▶ **AIM OF THE EXERCISE**:
Check every line of the material for the word "true". Copy those that have it.
┄┄┄┄┄┄
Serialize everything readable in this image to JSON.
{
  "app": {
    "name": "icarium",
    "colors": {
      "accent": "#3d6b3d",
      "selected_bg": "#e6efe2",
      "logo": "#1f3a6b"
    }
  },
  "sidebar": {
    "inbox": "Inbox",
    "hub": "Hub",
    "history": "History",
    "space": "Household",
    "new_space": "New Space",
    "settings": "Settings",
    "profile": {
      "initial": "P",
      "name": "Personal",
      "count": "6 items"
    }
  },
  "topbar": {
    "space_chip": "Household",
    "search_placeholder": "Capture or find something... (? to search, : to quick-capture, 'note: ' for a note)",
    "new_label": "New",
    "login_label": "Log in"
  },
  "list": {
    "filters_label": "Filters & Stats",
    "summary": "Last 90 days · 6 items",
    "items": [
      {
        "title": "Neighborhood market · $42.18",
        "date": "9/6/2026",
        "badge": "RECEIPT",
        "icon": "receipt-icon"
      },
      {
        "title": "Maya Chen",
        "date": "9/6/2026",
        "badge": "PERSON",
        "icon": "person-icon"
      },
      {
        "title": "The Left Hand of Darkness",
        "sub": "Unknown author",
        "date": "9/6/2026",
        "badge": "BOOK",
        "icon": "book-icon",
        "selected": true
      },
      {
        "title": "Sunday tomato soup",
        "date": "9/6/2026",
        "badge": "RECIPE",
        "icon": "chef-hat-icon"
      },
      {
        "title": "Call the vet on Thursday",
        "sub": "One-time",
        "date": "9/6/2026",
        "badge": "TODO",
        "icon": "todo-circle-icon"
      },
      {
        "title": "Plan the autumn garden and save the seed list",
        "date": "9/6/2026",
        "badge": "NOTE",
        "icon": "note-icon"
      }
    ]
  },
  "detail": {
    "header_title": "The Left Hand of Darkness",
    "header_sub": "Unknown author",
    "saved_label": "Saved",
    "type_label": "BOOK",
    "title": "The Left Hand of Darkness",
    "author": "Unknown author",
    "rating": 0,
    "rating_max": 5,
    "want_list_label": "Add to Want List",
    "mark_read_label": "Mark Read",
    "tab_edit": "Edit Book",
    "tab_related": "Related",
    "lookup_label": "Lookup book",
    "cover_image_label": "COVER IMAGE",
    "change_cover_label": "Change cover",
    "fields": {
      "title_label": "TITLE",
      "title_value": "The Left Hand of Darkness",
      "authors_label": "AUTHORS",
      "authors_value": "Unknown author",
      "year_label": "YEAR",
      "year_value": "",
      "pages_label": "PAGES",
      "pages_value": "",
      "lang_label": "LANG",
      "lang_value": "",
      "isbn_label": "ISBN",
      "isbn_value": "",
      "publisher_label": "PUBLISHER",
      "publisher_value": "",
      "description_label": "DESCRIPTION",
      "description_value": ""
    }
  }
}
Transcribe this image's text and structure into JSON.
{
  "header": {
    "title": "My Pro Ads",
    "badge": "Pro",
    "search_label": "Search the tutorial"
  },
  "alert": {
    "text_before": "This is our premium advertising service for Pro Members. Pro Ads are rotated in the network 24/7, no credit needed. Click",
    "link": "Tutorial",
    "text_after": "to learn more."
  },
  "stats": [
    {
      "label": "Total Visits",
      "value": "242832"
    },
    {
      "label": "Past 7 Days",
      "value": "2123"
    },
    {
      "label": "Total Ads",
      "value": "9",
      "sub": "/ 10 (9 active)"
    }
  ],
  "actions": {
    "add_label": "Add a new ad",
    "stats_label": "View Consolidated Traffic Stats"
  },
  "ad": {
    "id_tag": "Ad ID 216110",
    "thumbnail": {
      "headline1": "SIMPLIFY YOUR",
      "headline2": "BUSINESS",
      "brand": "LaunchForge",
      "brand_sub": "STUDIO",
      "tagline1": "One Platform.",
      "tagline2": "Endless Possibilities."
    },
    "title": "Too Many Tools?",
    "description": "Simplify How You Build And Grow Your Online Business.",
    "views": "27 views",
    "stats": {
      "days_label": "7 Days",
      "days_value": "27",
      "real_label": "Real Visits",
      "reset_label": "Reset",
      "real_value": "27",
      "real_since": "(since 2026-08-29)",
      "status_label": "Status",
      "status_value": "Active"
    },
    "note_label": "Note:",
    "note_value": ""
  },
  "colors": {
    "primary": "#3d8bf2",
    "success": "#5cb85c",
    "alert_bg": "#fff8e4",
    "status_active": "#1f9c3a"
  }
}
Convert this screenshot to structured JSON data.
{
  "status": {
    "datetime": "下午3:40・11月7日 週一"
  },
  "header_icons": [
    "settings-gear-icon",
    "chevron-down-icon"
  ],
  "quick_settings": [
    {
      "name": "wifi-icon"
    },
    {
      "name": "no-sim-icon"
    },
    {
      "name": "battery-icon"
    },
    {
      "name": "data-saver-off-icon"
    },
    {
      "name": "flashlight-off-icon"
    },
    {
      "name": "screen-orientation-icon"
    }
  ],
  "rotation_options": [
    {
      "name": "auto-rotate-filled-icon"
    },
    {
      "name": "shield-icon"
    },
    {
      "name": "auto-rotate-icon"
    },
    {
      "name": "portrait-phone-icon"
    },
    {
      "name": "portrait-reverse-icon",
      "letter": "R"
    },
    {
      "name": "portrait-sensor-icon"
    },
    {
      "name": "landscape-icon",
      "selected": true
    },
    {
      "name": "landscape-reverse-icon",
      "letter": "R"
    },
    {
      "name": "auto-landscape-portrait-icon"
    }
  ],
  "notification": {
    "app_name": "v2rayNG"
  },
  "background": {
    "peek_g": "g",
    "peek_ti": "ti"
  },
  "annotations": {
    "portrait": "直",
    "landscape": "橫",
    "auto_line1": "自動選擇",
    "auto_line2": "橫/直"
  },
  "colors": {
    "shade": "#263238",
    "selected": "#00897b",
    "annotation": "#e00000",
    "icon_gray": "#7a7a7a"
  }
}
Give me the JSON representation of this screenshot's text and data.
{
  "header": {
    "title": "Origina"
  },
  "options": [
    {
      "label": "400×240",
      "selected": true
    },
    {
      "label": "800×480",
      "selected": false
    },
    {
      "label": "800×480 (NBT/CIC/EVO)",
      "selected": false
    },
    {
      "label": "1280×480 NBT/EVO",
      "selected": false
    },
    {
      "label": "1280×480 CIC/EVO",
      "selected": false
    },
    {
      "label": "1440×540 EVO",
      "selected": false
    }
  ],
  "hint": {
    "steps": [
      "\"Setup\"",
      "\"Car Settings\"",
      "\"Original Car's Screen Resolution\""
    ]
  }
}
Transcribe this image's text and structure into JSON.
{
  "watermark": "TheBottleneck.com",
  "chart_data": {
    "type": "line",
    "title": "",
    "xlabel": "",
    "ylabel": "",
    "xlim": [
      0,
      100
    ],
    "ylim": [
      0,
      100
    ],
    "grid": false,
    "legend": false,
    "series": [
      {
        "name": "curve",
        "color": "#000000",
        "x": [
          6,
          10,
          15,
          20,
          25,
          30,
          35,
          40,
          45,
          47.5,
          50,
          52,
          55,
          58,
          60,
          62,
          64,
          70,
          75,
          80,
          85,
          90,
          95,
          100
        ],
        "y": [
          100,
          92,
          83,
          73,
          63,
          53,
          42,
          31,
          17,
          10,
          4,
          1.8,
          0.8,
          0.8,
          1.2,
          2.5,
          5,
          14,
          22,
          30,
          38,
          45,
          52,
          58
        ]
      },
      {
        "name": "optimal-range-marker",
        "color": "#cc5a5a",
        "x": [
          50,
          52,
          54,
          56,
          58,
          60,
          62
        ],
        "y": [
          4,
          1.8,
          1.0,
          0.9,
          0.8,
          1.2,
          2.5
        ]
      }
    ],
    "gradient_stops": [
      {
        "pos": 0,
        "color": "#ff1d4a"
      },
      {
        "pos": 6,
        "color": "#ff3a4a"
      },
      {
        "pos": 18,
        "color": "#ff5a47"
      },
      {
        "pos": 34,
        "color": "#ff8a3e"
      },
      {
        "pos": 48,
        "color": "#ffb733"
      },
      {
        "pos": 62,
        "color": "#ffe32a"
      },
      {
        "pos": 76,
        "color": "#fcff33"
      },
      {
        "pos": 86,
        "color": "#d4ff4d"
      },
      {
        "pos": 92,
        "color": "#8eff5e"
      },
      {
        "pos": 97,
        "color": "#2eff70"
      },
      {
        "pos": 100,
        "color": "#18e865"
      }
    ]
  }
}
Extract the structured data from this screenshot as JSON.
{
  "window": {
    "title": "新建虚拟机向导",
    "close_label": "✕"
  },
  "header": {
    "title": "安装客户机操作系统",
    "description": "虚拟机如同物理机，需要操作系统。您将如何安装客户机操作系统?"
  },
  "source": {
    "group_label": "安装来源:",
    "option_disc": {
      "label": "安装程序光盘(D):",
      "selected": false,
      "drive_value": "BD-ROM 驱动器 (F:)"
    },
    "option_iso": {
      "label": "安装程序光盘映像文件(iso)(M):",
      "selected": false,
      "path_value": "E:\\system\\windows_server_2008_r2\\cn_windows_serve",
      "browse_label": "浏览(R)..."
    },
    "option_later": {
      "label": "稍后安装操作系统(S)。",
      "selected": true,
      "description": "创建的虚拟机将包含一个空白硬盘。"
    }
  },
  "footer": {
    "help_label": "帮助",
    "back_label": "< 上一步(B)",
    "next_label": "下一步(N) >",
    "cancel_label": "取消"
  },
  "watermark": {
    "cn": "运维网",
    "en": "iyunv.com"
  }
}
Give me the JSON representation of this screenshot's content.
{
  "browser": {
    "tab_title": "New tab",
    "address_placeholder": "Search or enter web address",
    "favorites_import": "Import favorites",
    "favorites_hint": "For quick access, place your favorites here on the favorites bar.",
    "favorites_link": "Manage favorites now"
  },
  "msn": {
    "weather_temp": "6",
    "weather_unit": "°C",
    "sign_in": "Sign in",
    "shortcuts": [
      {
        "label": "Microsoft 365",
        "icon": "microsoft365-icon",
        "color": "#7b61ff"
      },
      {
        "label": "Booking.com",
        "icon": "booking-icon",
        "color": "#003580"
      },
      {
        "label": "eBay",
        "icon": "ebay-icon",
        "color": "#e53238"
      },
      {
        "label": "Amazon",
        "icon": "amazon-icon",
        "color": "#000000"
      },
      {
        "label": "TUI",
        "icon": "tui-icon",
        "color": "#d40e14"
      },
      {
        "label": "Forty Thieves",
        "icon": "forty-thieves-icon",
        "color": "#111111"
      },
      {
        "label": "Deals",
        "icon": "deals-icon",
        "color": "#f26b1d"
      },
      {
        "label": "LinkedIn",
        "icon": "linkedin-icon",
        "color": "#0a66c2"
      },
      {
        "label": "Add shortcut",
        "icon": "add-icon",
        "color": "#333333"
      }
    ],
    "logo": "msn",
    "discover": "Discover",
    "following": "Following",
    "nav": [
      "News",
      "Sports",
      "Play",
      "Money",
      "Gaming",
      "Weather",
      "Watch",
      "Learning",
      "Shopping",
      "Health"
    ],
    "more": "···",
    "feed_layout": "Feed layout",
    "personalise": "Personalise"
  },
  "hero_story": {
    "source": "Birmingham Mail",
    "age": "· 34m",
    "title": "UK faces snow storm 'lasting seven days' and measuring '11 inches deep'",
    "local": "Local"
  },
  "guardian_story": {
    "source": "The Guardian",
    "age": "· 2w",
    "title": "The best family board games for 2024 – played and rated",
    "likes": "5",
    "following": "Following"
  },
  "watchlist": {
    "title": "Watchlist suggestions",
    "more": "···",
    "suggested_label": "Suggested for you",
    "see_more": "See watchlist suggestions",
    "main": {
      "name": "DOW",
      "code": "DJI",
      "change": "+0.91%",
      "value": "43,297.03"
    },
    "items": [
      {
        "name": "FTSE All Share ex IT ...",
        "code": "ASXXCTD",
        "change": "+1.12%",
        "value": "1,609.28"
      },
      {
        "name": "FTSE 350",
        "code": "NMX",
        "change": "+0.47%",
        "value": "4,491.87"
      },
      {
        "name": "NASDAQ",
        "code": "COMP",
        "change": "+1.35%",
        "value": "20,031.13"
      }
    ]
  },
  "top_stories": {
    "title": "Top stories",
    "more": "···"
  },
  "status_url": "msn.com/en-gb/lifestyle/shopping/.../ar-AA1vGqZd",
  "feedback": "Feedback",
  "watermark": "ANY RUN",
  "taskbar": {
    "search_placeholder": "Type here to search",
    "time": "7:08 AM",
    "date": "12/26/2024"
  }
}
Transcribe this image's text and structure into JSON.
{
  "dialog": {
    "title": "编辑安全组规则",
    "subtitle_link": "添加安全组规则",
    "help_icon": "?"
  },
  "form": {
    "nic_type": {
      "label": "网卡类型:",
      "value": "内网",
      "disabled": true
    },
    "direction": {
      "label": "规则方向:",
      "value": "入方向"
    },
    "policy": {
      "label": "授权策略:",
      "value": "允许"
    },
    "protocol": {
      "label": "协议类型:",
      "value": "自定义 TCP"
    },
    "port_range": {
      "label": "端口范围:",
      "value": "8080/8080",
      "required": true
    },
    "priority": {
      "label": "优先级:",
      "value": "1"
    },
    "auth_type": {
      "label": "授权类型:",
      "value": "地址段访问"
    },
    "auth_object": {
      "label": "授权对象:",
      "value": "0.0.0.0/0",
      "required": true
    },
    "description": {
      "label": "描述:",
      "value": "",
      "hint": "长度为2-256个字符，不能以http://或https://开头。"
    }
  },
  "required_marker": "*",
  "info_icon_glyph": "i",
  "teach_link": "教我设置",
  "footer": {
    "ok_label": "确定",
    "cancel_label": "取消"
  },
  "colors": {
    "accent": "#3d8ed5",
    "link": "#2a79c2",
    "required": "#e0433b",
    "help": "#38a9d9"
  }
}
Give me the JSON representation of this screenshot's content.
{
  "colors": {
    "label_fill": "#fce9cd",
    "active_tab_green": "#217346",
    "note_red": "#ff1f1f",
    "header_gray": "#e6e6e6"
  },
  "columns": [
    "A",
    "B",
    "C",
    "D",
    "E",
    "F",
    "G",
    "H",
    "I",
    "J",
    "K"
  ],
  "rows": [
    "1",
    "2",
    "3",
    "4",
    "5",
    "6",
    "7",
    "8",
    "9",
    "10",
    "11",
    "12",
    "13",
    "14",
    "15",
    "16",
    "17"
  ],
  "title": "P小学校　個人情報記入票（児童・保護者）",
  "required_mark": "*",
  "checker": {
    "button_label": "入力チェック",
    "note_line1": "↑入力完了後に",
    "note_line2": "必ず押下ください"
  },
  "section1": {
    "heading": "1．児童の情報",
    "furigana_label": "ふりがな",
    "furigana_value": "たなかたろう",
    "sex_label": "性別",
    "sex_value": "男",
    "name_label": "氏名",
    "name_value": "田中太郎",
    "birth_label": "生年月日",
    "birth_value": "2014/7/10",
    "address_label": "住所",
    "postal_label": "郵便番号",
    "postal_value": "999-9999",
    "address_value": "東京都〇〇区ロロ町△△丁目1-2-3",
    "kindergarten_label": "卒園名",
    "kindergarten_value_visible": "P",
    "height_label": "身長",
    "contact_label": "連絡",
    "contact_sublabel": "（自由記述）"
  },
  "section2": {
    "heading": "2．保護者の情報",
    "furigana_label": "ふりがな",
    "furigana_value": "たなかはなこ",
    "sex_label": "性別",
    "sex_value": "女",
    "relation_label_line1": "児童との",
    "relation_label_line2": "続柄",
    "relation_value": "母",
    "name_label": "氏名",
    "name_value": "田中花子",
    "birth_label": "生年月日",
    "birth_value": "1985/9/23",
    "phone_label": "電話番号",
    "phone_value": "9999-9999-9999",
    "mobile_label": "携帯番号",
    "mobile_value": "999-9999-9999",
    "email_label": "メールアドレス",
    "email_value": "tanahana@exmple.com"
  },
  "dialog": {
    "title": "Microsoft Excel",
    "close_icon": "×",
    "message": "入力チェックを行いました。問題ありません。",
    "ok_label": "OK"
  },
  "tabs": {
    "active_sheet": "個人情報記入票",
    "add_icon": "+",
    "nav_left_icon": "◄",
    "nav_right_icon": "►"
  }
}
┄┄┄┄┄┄
▶ **RESPONSE AREA**:
        "selected": true
      "selected": true
      "selected": true
      "selected": true,
      "disabled": true
      "required": true
      "required": true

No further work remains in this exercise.